“Many of these people don’t have to make payments on the house, but they don’t have the funds to keep up, either,” says Ron Berenson, HandyWorker program coordinator. East Valley doesn’t have enough funds to keep up with demand either. While the City of Los Angeles—which fully funds the program—has reduced annual funding by 25 percent, to $500,000, applications are up because of the ailing economy, he says.
Carmen Nevins, 83, says her 1937 two-bedroom house in Van Nuys, California, needed all sorts of work. Not painted in more than a decade, the walls were filthy. She hired a painter, only to find out that he charged exorbitant fees to paint one room. Then, through the East Valley HandyWorker Program, she was able to get the rest of the interior painted. “My husband could paint, but since he passed away, there’s been no one to help,” says Nevins, a Nicaraguan immigrant. “I get afraid of the contractors because I felt one of them overcharged me.”
Yolanda Gonzales (no relation to Anne), 51, had no one to help her, either. She was able to buy a home in Garden Grove, California, for herself and her daughter with money she received from her husband’s life insurance when he died in a house fire. “I felt it would be a way to make sure we had a place to live forever,” she says.
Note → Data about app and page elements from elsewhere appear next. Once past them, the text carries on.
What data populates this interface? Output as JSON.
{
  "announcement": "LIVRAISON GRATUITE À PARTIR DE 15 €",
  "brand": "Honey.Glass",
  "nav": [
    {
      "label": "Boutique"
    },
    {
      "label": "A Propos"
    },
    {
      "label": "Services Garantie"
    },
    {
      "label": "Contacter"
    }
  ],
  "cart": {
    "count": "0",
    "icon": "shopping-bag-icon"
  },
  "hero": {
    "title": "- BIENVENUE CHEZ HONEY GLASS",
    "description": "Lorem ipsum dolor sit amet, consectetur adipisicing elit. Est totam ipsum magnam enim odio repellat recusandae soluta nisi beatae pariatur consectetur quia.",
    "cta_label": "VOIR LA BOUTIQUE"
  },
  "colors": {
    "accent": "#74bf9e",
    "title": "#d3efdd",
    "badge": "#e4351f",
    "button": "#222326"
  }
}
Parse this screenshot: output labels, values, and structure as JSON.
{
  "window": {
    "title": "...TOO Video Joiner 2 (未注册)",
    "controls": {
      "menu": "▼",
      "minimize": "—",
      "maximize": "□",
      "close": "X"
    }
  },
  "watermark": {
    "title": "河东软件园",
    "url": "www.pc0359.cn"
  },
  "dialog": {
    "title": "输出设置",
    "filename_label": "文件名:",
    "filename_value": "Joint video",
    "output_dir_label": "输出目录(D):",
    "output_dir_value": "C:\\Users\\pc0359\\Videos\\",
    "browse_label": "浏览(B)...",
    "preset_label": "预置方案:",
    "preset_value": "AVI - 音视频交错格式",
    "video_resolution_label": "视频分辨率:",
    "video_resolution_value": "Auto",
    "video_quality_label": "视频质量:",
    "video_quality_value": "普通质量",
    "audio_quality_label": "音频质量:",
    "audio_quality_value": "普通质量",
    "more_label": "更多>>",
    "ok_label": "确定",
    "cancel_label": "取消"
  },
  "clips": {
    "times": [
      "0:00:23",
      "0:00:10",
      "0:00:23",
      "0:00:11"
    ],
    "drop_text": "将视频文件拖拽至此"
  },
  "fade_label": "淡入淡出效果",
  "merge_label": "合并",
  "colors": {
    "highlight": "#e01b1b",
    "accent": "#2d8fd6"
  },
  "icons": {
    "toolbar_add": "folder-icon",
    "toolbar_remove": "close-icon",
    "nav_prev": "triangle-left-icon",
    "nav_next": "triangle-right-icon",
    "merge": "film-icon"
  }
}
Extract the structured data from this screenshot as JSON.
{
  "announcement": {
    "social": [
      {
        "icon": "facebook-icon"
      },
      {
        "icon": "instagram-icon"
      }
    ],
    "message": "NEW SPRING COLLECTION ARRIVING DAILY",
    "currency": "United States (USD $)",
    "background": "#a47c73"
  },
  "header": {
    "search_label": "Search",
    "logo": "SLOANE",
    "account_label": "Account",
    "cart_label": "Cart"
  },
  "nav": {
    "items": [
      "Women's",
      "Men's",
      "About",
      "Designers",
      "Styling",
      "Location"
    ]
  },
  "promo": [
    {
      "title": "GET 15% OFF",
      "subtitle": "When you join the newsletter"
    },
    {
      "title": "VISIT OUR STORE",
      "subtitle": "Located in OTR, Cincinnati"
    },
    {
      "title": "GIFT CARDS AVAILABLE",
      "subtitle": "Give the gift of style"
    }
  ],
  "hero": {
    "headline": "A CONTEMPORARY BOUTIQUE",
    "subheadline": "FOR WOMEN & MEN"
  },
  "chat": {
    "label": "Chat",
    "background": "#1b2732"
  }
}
But like Nevins, she can’t keep it up by herself. Her health problems have made it difficult to do housework.
Rebuilding Together volunteers installed grab bars and a handheld showerhead. They replaced a toilet, repaired bathroom flooring, and installed an electric garage door opener. They also repaired her backyard fence, which homeless people were jumping over. Gonzales says she feels quite fortunate to have received the help because she knows how so many people struggle to maintain a home.
“My whole life was worry. Now I don’t need to worry all the time,” she says. “What they did was give me a new life.